Before he spoke to Interview, Rocky told Hip Hop DX that after being pegged as "weird" and "gay" for liking high-end fashion, he had a major change of heart. "I used to be homophobic, but as I got older, I realized that wasn't the way to do things," he said. "I don't discriminate against anybody for their sexual preference, for their skin color ... that's immature."
Snoop Dogg, also inspired by Ocean, described to the Montreal Gazette last summer how his attitude has evolved over the years. "People are learning how to live and get along more and accept people for who they are and not bash them or hurt them because they're different," he said. "When I was growing up, you could never do that and announce that. ... There would be so much scrutiny and hate and negativity, and no one would step [forward] to support you because that's what we were brainwashed and trained to know."
How else has the mind-set shifted in the hip-hop community? With these megastars:
Jay-Z and Beyoncé Step Up
A major turning point for rap icon Jay-Z was President Obama's reversal last year on gay marriage. "What people do in their own homes is their business, and you can choose to love whoever you love," Jay said, calling the president's stance "the right thing to do" last May. "That's their business. It's no different than discriminating against blacks. It's discrimination, plain and simple."
Mrs. Carter has also weighed in, posting a handwritten message to Instagram on Tuesday that reads, "If you like it you should be able to put a ring on it. #wewilluniteformarriageequality!"
Eminem and 50 Cent Do a 180
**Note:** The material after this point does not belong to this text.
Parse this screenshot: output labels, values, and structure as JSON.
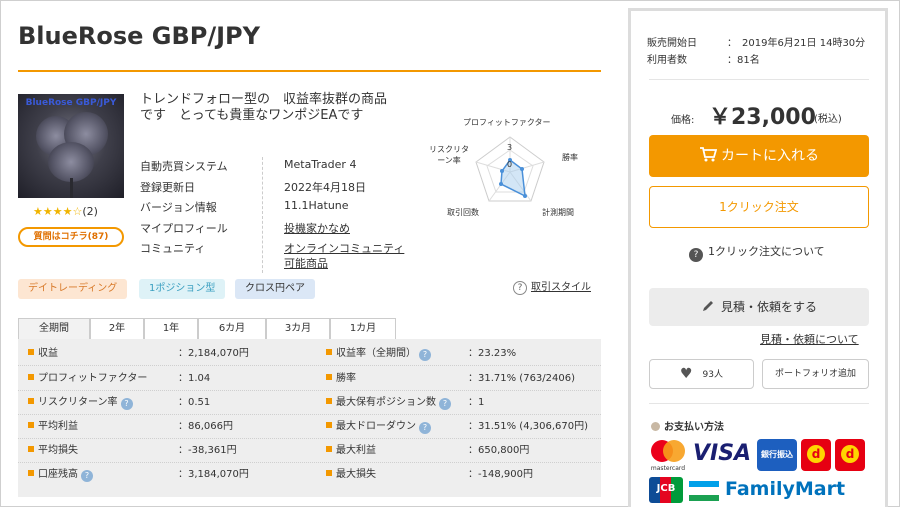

After lacing his early music with sometimes virulent anti-gay slurs in songs such as "Criminal" ("My words are like a dagger with a jagged edge/ That'll stab you in the head/ Whether you're a fag or lez"), Eminem helped open the door for acceptance with his stunning collaboration on "Stan" with openly gay pop superstar Sir Elton John at the Grammys in 2001.
The pair have since become friends, and John has helped Slim Shady overcome his nearly fatal drug addiction, standing as a landmark moment between the best-selling rapper of all time and a music-industry legend and gay-rights icon. Eminem even came out in support of gay marriage back in 2010, telling New York magazine, "If two people love each other, then what the hell? I think that everyone should have the chance to be equally miserable, if they want."
Em's labelmate, 50 Cent, who once said "being gay isn't cool, it's not what the music is based on," also had a change of heart thanks to Obama. He told MTV U.K. last year that, "Anyone that has an issue with Frank Ocean is an idiot ... I think Frank Ocean is a talented artist, adding, "Obama is for same-sex marriage. If the president is saying that, then who am I to go the other way?"
Macklemore & Ryan Lewis Put It on Wax
"Thrift Store" rapper Macklemore is yet another hip-hop star who has supported gay rights, including in his song "Same Love," whose video and lyrics champion same-sex marriage. In a sign of the changing times, the song's strong message has done nothing to slow Macklemore's momentum and has elicited little-to-no backlash in the rap community.
Support for same-sex marriage has reached all-time highs over the past year, with a majority (53 percent) of Americans saying they are in favor. Among people 18-29, support for gay marriage is even higher, polling between 74 and 81 percent.
Other rappers have taken different routes, from Murs wearing a "Legalize Gay" T-shirt throughout his "Animal Style" video to Lil B naming his 2011 album I'm Gay (I'm Happy).
Compton's Kendrick Lamar also had something to say about gay marriage last May during an interview with DJ Drama, even if it wasn't the kind of full-throated support some others have offered. Saying he doesn't "give a f---" what people want to do," Lamar explained, "You got your own beliefs and your own morals. I can't help the way you was born if you was gay. And I can't change that, so do what you gotta do to be happy."
Will this summer's decisions on the two Supreme Court cases help push the envelope even further in the hip-hop world? We'll have to wait and see.